On the Trail
[ ] Rest when the rain stops. Forget your schedule; in extended bad weather, take advantage of dry spells to eat.
[ ] Hike wet, camp dry. During days and days of constant rain, you’re going to get wet, but your body heat will keep you warm while you’re moving (if not, you need to stop and make camp). Divide your clothes into “sacrifice” layers and “sacred” layers, advises Judd Rogers, a NOLS instructor who once experienced 60 days of rain on a 75-day semester course in Chilean Patagonia. Hike in your sacrifice layers and store them wet, in your vestibule. Keep your sacred layers dry. Always.
[ ] Avoid raising your arms. In a downpour, water will enter at your cuffs and seep up your sleeves. Use trekking poles? Shorten the length to minimize wrist exposure. In the worst conditions, consider hiking in a paddle jacket. The neoprene cuffs and secure wrist enclosures help keep water out.

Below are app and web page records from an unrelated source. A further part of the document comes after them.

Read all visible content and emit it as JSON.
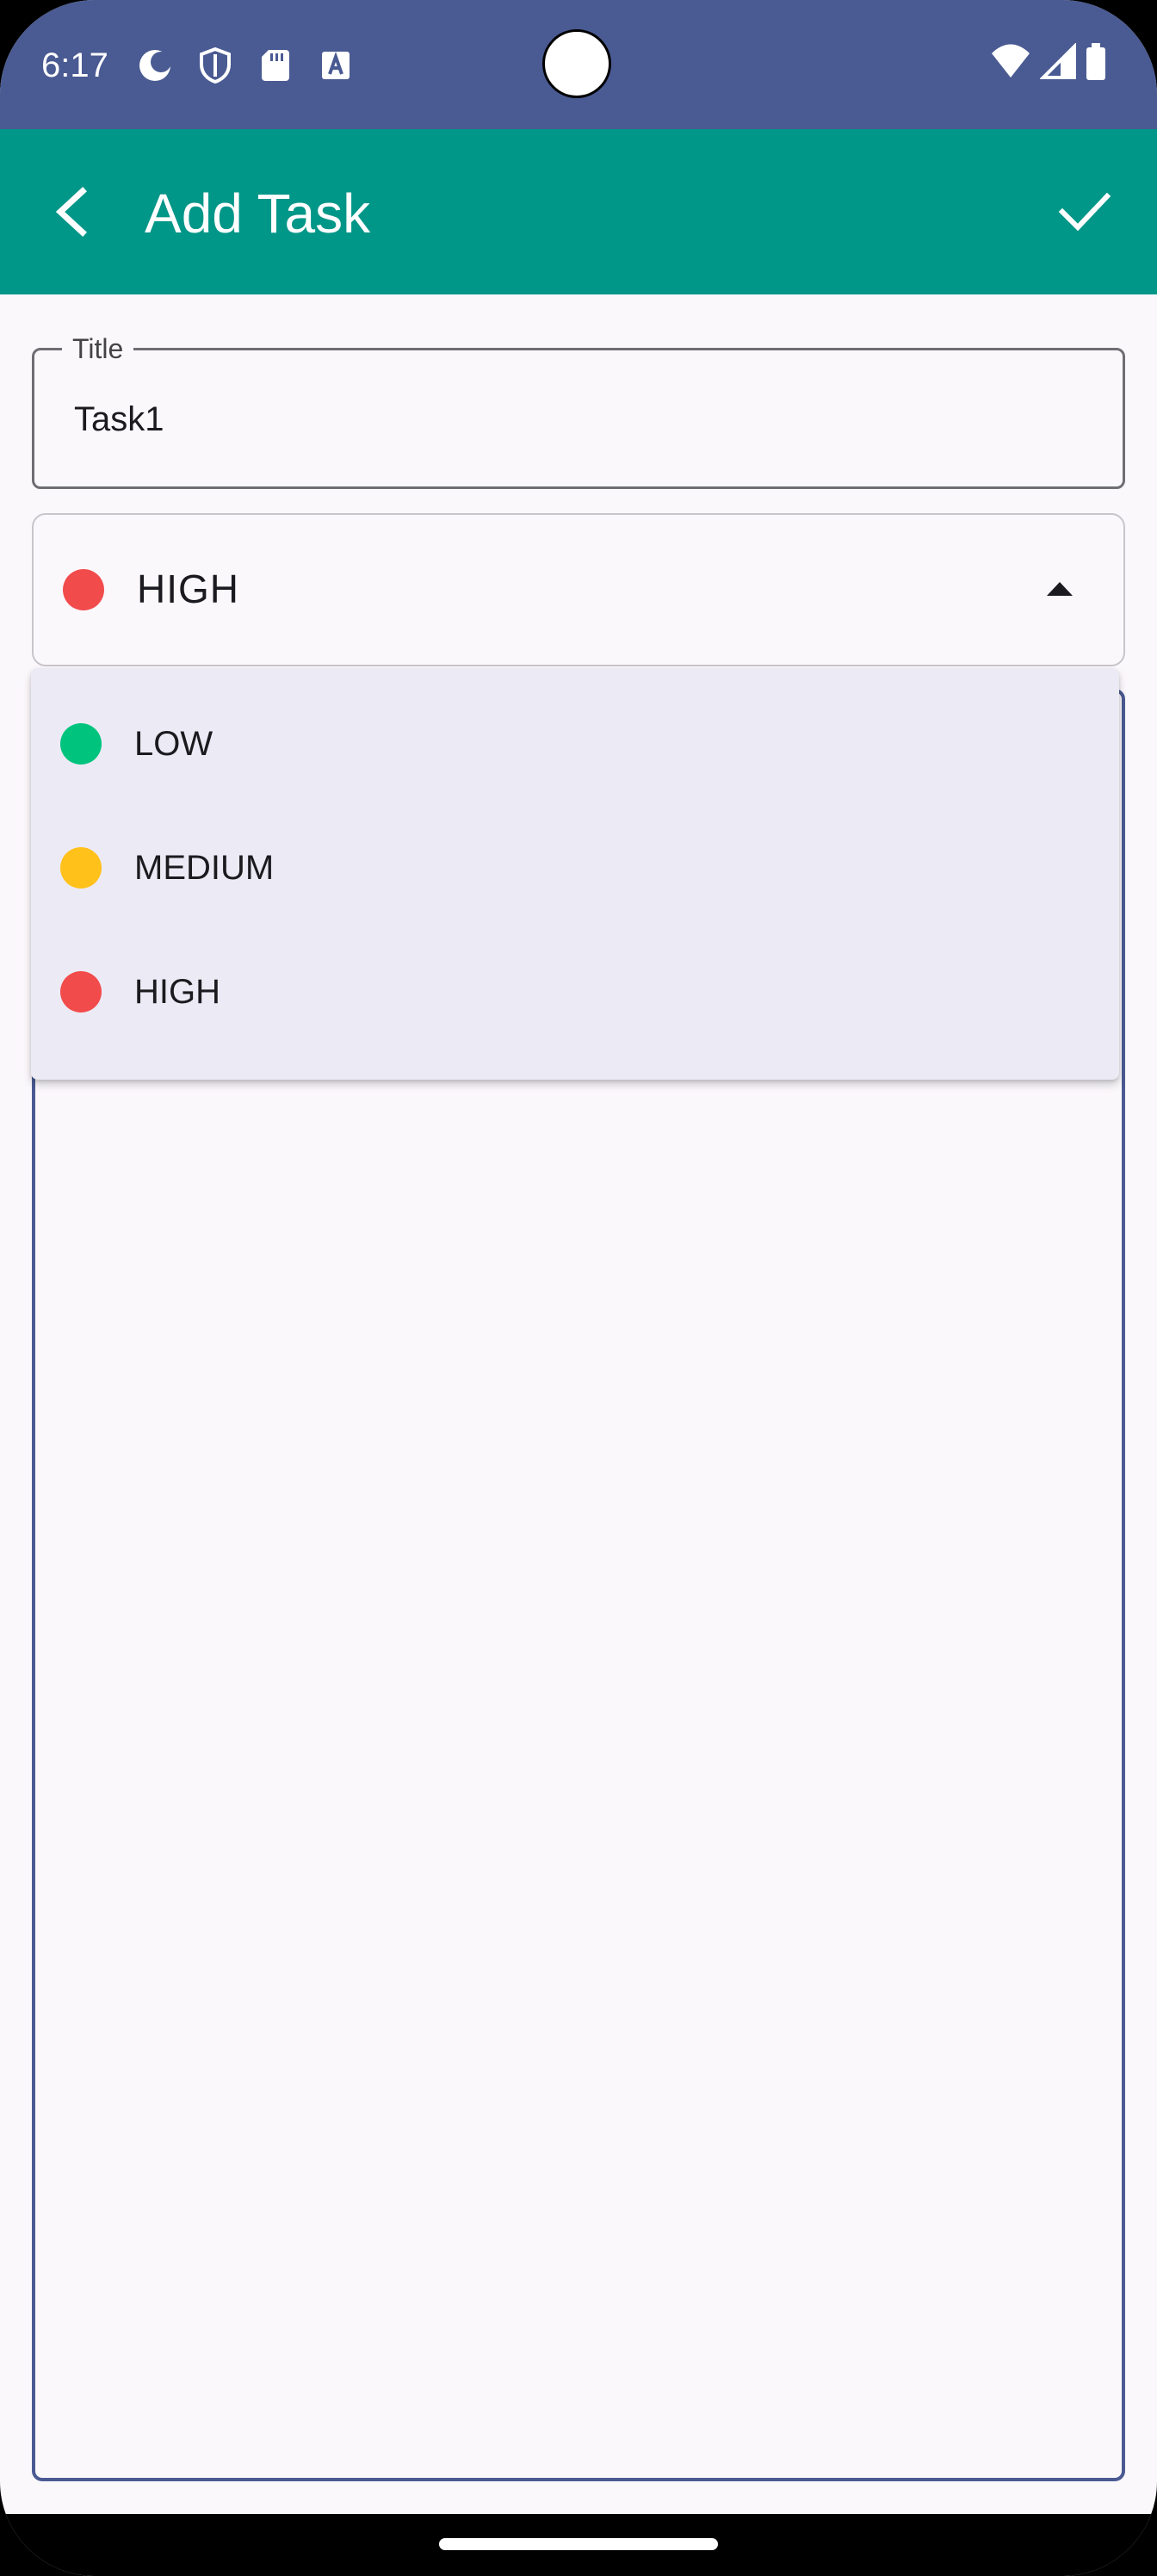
{
  "status_bar": {
    "time": "6:17",
    "icons_left": [
      "moon-icon",
      "shield-icon",
      "sd-card-icon",
      "font-a-icon"
    ],
    "icons_right": [
      "wifi-icon",
      "signal-icon",
      "battery-icon"
    ],
    "background": "#4a5a92"
  },
  "app_bar": {
    "title": "Add Task",
    "back_icon": "chevron-left-icon",
    "confirm_icon": "check-icon",
    "background": "#009688"
  },
  "form": {
    "title_field": {
      "label": "Title",
      "value": "Task1"
    },
    "priority_select": {
      "selected_label": "HIGH",
      "selected_color": "#f24b4b"
    },
    "description_field": {
      "value": ""
    }
  },
  "priority_menu": {
    "items": [
      {
        "label": "LOW",
        "color": "#00c47d"
      },
      {
        "label": "MEDIUM",
        "color": "#ffc11a"
      },
      {
        "label": "HIGH",
        "color": "#f24b4b"
      }
    ]
  },
  "colors": {
    "accent": "#009688",
    "status_bar": "#4a5a92",
    "surface": "#fbf8fc",
    "menu_surface": "#eceaf4"
  }
}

[ ] Use waterproof stuffsacks or line your pack with trash compactor bags. Pack covers reduce water weight absorbed by your pack, but tend to flap in the wind and snag if you’re bushwhacking.
[ ] Wear neoprene socks and gloves. Rogers uses plastic boots—which absorb no water—to avoid chronically soggy feet.
[ ] Choose a double-wall tent (best at reducing condensation) with at least one large vestibule.
[ ] Make sure seams are taped, and seam-seal any that show wear. Check for UV damage to your tent fly, says Rogers, by trying to suck air through it. If you can, replace it.
[ ] Avoid pitching your tent in a depression or where water might collect. Even if your tent floor doesn’t leak, the floorless vestibule will be over a puddle. Also: Keep the inner tent dry by pitching it in a sheltered area without staking it, then drape the fly over and move the tent as needed to level ground.
[ ] Tighten sagging rainflies; you want a taut pitch that separates fly and tent, which increases air circulation and reduces condensation. Use an adjustable trucker’s hitch so you can easily retighten guylines (page 46). And pack gear you leave in the tent in waterproof stuffsacks, if you won’t be there to protect it.
[ ] If you must cook in your vestibule, ventilate it well.
[ ] Rogers warms up with Super Cocoa: 4 tablespoons cocoa; 2 tablespoons each of powdered milk, brown sugar, and peanut butter; and 1 ounce of cheese. Add hot water to taste.
MontBell U.L. Trekking Umbrella
An umbrella affords a few square feet of sanity during ceaseless downpours, whether it’s for eating, map reading, or just snapping a picture. And hiking with an umbrella (when there’s no wind) upgrades your view. Bonus: This one is so light it hardly needs justification ($39; 5.8 oz.; montbell.us).
Rig a Kitchen Tarp
It’s more comfortable than vestibule cooking, and in bear country, you want to keep food away from your tent anyway. An A-frame (left) affords maximum weather protection, while a lean-to affords more headroom and a better view. No trees? Use trekking poles guyed out in two directions for stability.
Thou Shalt Not: Overheat.
When waterproof/breathable shells get steamy, dial down your pace, or wear the jacket like a vest: Stick your arms through the pit zips and tuck the sleeves into pockets.